On the Experimental Performance of a Coordinated Antiislanding Protection for Systems With Multiple DGUs

Saleh S. A., Aljankawey A. S., ÖZKOP E., Meng R.

IEEE TRANSACTIONS ON POWER ELECTRONICS, vol.32, no.2, pp.1106-1123, 2017 (SCI-Expanded) identifier identifier

  • Publication Type: Article / Article
  • Volume: 32 Issue: 2
  • Publication Date: 2017
  • Doi Number: 10.1109/tpel.2016.2544859
  • Journal Indexes: Science Citation Index Expanded (SCI-EXPANDED), Scopus
  • Page Numbers: pp.1106-1123
  • Keywords: Collector systems, distributed generation units (DGUs), d-q-axis reference frame, instantaneous three-phase apparent powers, islanding condition, wavelet packet transform (WPT), ISLANDING-DETECTION METHOD, DISTRIBUTED GENERATION, DISTURBANCE
  • Karadeniz Technical University Affiliated: Yes

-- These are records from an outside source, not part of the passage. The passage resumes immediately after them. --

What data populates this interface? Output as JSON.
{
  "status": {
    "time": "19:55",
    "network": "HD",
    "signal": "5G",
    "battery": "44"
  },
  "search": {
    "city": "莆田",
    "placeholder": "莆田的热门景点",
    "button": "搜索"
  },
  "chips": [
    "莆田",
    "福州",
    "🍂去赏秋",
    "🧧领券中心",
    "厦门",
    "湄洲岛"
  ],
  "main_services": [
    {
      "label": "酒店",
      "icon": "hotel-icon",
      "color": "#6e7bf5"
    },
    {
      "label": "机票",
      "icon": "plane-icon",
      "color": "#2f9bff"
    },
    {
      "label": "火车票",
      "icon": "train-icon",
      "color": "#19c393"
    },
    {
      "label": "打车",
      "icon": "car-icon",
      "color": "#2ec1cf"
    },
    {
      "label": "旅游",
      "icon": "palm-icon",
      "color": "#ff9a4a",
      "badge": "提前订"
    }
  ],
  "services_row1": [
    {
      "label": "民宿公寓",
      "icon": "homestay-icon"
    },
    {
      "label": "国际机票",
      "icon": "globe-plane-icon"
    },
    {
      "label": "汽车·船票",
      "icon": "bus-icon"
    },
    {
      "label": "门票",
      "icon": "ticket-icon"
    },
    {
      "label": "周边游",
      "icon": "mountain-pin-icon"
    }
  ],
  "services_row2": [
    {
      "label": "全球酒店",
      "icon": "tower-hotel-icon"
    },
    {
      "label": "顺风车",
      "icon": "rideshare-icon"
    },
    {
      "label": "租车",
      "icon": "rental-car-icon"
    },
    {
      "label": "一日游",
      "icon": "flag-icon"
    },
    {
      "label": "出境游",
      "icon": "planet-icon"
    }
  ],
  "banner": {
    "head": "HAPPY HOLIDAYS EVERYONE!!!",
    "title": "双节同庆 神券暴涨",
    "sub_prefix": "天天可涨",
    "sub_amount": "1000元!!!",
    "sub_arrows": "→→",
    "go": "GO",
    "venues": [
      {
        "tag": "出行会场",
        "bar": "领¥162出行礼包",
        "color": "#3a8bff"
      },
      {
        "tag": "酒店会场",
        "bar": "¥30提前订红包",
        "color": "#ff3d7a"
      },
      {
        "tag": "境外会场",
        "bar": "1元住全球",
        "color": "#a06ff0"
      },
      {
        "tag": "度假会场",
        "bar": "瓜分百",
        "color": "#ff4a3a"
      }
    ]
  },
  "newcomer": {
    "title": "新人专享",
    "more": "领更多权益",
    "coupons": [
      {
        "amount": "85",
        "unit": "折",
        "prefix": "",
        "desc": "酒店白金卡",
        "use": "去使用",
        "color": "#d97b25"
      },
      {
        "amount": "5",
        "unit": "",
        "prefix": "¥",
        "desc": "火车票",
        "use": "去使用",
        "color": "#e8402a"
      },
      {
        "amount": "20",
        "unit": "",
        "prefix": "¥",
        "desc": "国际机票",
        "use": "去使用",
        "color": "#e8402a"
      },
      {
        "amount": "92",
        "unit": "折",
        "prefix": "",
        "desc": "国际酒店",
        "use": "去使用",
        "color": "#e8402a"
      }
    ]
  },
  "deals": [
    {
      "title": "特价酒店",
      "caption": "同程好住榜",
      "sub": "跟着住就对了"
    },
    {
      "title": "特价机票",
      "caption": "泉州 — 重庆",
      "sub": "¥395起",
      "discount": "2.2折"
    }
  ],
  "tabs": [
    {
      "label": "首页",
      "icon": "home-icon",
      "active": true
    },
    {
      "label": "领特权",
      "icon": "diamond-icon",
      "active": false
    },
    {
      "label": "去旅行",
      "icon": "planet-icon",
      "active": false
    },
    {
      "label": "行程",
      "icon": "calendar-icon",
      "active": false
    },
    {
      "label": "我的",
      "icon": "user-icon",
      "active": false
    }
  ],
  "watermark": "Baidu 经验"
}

This paper presents the implementation and performance evaluation of a coordinated antiislanding protection for systems with multiple distributed generation units (DGUs). The proposed coordinated antiislanding protection is structured to process the d - q-axis components of the instantaneous three phase apparent powers (s(d) and s(q)) determined at the point-of-common-coupling for each DGU. The processing of sd and sq, for each DGU, is carried out by the wavelet packet transform (WPT) in order to extract their low- and high-frequency subband contents. The contents of WPT low- and high-frequency subbands offer signature information that can facilitate detecting the islanding condition and identifying the islanded DGU(s). The coordinated antiislanding protection is implemented in real time for experimental testing on a laboratory collector system that has three different DGUs. Experimental results reveal fast and accurate responses to islanding events, accurate identification of islanded DGUs, and negligible sensitivity to the type or ratings of protected DGUs. In addition, test results show that the d - q WPT-based coordinated antiislanding protection can accurately distinguish between islanding and non-islanding events, including faults, step changes in power delivery to the grid, unintentional loss of grid connection, low-voltage ride through, and sudden harmonic distortion on the grid side.